Who says the RMAC can't play quality ball? Mesa State has steadily entrenched itself in the conference as its leader by brandishing a dangerous option offense. In fact, the only team to beat the Mavericks last year was the Lone Star's super talented Central Oklahoma. Included among Mesa's wins was an overtime thriller over North Dakota.
On the heels of the Mavericks will be usual suspect Chadron State. Brad Smith and the Eagles got off to a slow start, but finished the season with expectations for more success in 2004. Still, it was the play of the other RMAC clubs that showed much promise. Fort Hays State and Colorado Mines will look to keep improving while Nebraska-Kearney will again take to the air to try and climb to the conference summit. As competition within the region is fierce, it looks like the RMAC will have to content itself with just one invite. Still, non-conference games have been set up by many of the clubs to bring a potential for a bright future. Keep an eye when Fort Hays State pays a visit to MIAA Emporia State on opening week.

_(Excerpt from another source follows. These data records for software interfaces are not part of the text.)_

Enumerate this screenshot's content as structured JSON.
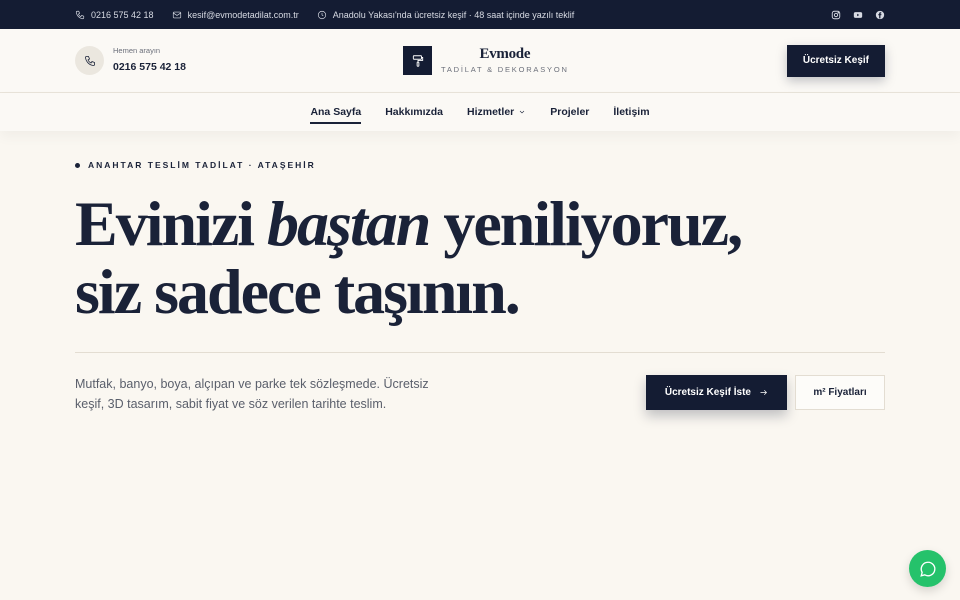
{
  "topbar": {
    "phone": "0216 575 42 18",
    "email": "kesif@evmodetadilat.com.tr",
    "notice": "Anadolu Yakası'nda ücretsiz keşif · 48 saat içinde yazılı teklif",
    "socials": [
      "instagram-icon",
      "youtube-icon",
      "facebook-icon"
    ]
  },
  "header": {
    "call_label": "Hemen arayın",
    "call_phone": "0216 575 42 18",
    "brand_name": "Evmode",
    "brand_sub": "TADİLAT & DEKORASYON",
    "cta": "Ücretsiz Keşif"
  },
  "nav": {
    "items": [
      "Ana Sayfa",
      "Hakkımızda",
      "Hizmetler",
      "Projeler",
      "İletişim"
    ],
    "active": "Ana Sayfa"
  },
  "hero": {
    "eyebrow": "ANAHTAR TESLİM TADİLAT · ATAŞEHİR",
    "headline_part1": "Evinizi ",
    "headline_em": "baştan",
    "headline_part2": " yeniliyoruz,",
    "headline_line2": "siz sadece taşının.",
    "lead": "Mutfak, banyo, boya, alçıpan ve parke tek sözleşmede. Ücretsiz keşif, 3D tasarım, sabit fiyat ve söz verilen tarihte teslim.",
    "primary_button": "Ücretsiz Keşif İste",
    "secondary_button": "m² Fiyatları"
  },
  "colors": {
    "navy": "#141c33",
    "background": "#faf7f1",
    "chat_green": "#25c26b"
  }
}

As with NCAA basketball, D-II fans like to see a Final Four prediction set both before the season and playoffs begin. For this scribe, it presents a difficult, if not impossible challenge. Regions have been set up bringing a unique balance of membership abilities within each of them.
Indeed, expect the unexpected as Division II football continues evolving to entice growth in areas and conferences not usually known for success. Still, when in doubt, call in the usual suspects.
In the Northeast, Edinboro will overcome a Bentley team on a mission.
In the Southeast, North Alabama will squeeze past Carson Newman.
In the Northwest, Saginaw Valley State will turn the tables and top Grand Valley State.
In the Southwest, Texas A&M-Kingsville will top Pittsburg State.